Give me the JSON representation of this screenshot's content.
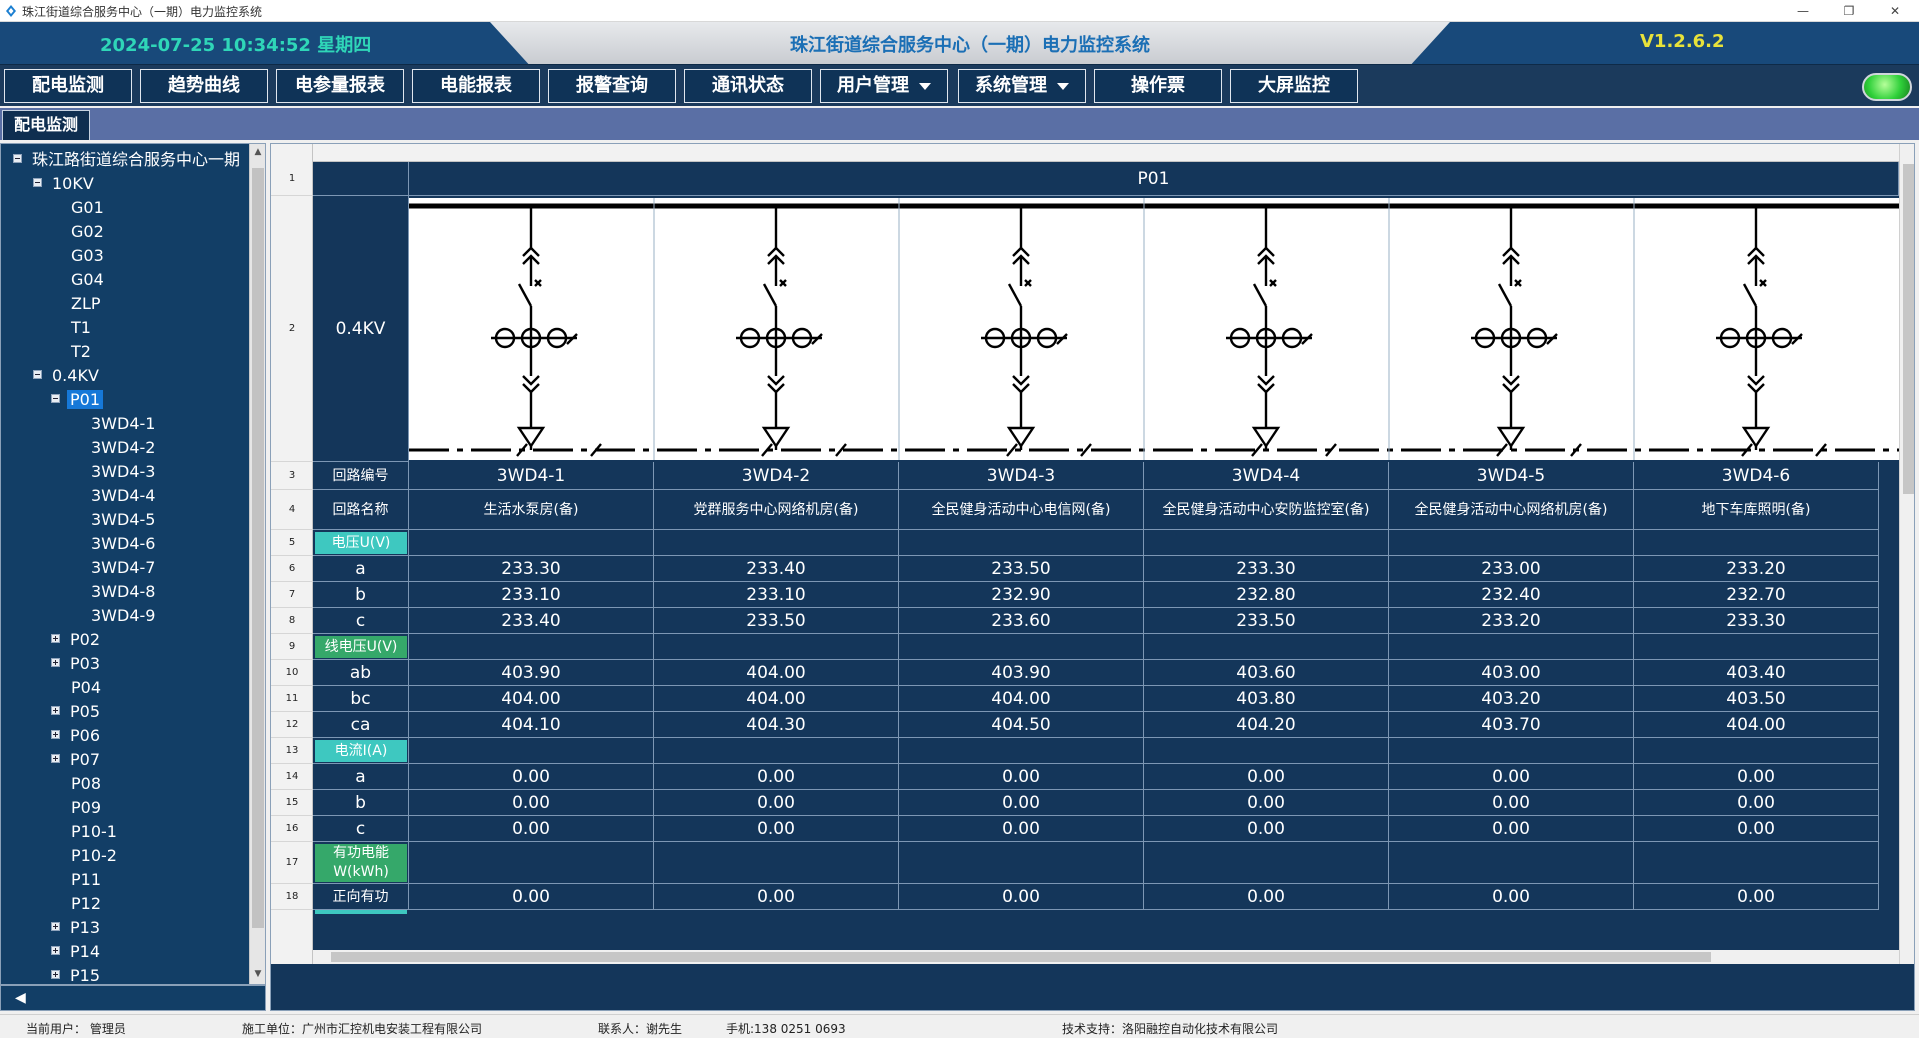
{
  "window": {
    "title": "珠江街道综合服务中心（一期）电力监控系统",
    "minimize_glyph": "—",
    "maximize_glyph": "❐",
    "close_glyph": "✕"
  },
  "header": {
    "datetime": "2024-07-25  10:34:52  星期四",
    "title": "珠江街道综合服务中心（一期）电力监控系统",
    "version": "V1.2.6.2"
  },
  "nav": {
    "items": [
      {
        "label": "配电监测"
      },
      {
        "label": "趋势曲线"
      },
      {
        "label": "电参量报表"
      },
      {
        "label": "电能报表"
      },
      {
        "label": "报警查询"
      },
      {
        "label": "通讯状态"
      },
      {
        "label": "用户管理"
      },
      {
        "label": "系统管理"
      },
      {
        "label": "操作票"
      },
      {
        "label": "大屏监控"
      }
    ]
  },
  "tabs": [
    {
      "label": "配电监测"
    }
  ],
  "tree": {
    "root": "珠江路街道综合服务中心一期",
    "kv10": "10KV",
    "kv10_children": [
      "G01",
      "G02",
      "G03",
      "G04",
      "ZLP",
      "T1",
      "T2"
    ],
    "kv04": "0.4KV",
    "p01": "P01",
    "p01_children": [
      "3WD4-1",
      "3WD4-2",
      "3WD4-3",
      "3WD4-4",
      "3WD4-5",
      "3WD4-6",
      "3WD4-7",
      "3WD4-8",
      "3WD4-9"
    ],
    "others": [
      "P02",
      "P03",
      "P04",
      "P05",
      "P06",
      "P07",
      "P08",
      "P09",
      "P10-1",
      "P10-2",
      "P11",
      "P12",
      "P13",
      "P14",
      "P15"
    ]
  },
  "grid": {
    "row_numbers": [
      "1",
      "2",
      "3",
      "4",
      "5",
      "6",
      "7",
      "8",
      "9",
      "10",
      "11",
      "12",
      "13",
      "14",
      "15",
      "16",
      "17",
      "18"
    ],
    "panel": "P01",
    "bus_voltage": "0.4KV",
    "label_circuit_no": "回路编号",
    "label_circuit_name": "回路名称",
    "sec_voltage": "电压U(V)",
    "sec_line_voltage": "线电压U(V)",
    "sec_current": "电流I(A)",
    "sec_energy": "有功电能W(kWh)",
    "phase_a": "a",
    "phase_b": "b",
    "phase_c": "c",
    "line_ab": "ab",
    "line_bc": "bc",
    "line_ca": "ca",
    "forward_active": "正向有功",
    "circuits": [
      {
        "id": "3WD4-1",
        "name": "生活水泵房(备)",
        "ua": "233.30",
        "ub": "233.10",
        "uc": "233.40",
        "uab": "403.90",
        "ubc": "404.00",
        "uca": "404.10",
        "ia": "0.00",
        "ib": "0.00",
        "ic": "0.00",
        "wp": "0.00"
      },
      {
        "id": "3WD4-2",
        "name": "党群服务中心网络机房(备)",
        "ua": "233.40",
        "ub": "233.10",
        "uc": "233.50",
        "uab": "404.00",
        "ubc": "404.00",
        "uca": "404.30",
        "ia": "0.00",
        "ib": "0.00",
        "ic": "0.00",
        "wp": "0.00"
      },
      {
        "id": "3WD4-3",
        "name": "全民健身活动中心电信网(备)",
        "ua": "233.50",
        "ub": "232.90",
        "uc": "233.60",
        "uab": "403.90",
        "ubc": "404.00",
        "uca": "404.50",
        "ia": "0.00",
        "ib": "0.00",
        "ic": "0.00",
        "wp": "0.00"
      },
      {
        "id": "3WD4-4",
        "name": "全民健身活动中心安防监控室(备)",
        "ua": "233.30",
        "ub": "232.80",
        "uc": "233.50",
        "uab": "403.60",
        "ubc": "403.80",
        "uca": "404.20",
        "ia": "0.00",
        "ib": "0.00",
        "ic": "0.00",
        "wp": "0.00"
      },
      {
        "id": "3WD4-5",
        "name": "全民健身活动中心网络机房(备)",
        "ua": "233.00",
        "ub": "232.40",
        "uc": "233.20",
        "uab": "403.00",
        "ubc": "403.20",
        "uca": "403.70",
        "ia": "0.00",
        "ib": "0.00",
        "ic": "0.00",
        "wp": "0.00"
      },
      {
        "id": "3WD4-6",
        "name": "地下车库照明(备)",
        "ua": "233.20",
        "ub": "232.70",
        "uc": "233.30",
        "uab": "403.40",
        "ubc": "403.50",
        "uca": "404.00",
        "ia": "0.00",
        "ib": "0.00",
        "ic": "0.00",
        "wp": "0.00"
      }
    ]
  },
  "statusbar": {
    "user": "当前用户：  管理员",
    "contractor": "施工单位：广州市汇控机电安装工程有限公司",
    "contact": "联系人：谢先生",
    "phone": "手机:138 0251 0693",
    "support": "技术支持：洛阳融控自动化技术有限公司"
  },
  "colors": {
    "header_bg": "#18497a",
    "grid_bg": "#14365a",
    "accent_teal": "#3ec8c0",
    "selected": "#1678d8",
    "status_ok": "#2fd03a"
  }
}
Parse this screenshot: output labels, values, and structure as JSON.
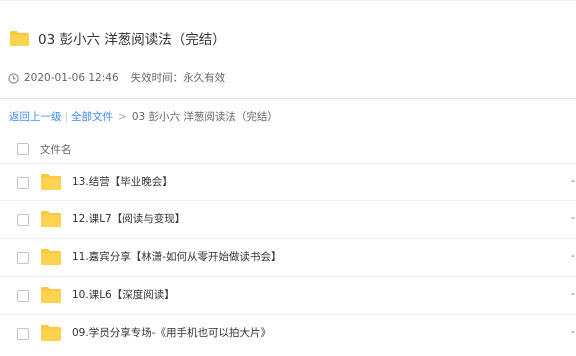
{
  "header": {
    "title": "03 彭小六 洋葱阅读法（完结）",
    "date": "2020-01-06 12:46",
    "expire_label": "失效时间：永久有效"
  },
  "breadcrumb": {
    "back": "返回上一级",
    "separator": "|",
    "all_files": "全部文件",
    "arrow": ">",
    "current": "03 彭小六 洋葱阅读法（完结）"
  },
  "list": {
    "column_name": "文件名",
    "rows": [
      {
        "name": "13.结营【毕业晚会】",
        "size": "-"
      },
      {
        "name": "12.课L7【阅读与变现】",
        "size": "-"
      },
      {
        "name": "11.嘉宾分享【林潇-如何从零开始做读书会】",
        "size": "-"
      },
      {
        "name": "10.课L6【深度阅读】",
        "size": "-"
      },
      {
        "name": "09.学员分享专场-《用手机也可以拍大片》",
        "size": "-"
      }
    ]
  },
  "colors": {
    "folder": "#ffc83d",
    "link": "#3b8cff",
    "text": "#333333",
    "muted": "#666666"
  }
}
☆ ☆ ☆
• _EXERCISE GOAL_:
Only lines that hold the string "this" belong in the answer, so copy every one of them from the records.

• _RESPONSE BOX_:
Give me the JSON representation of this screenshot's content.
Parse this screenshot: output labels, values, and structure as JSON.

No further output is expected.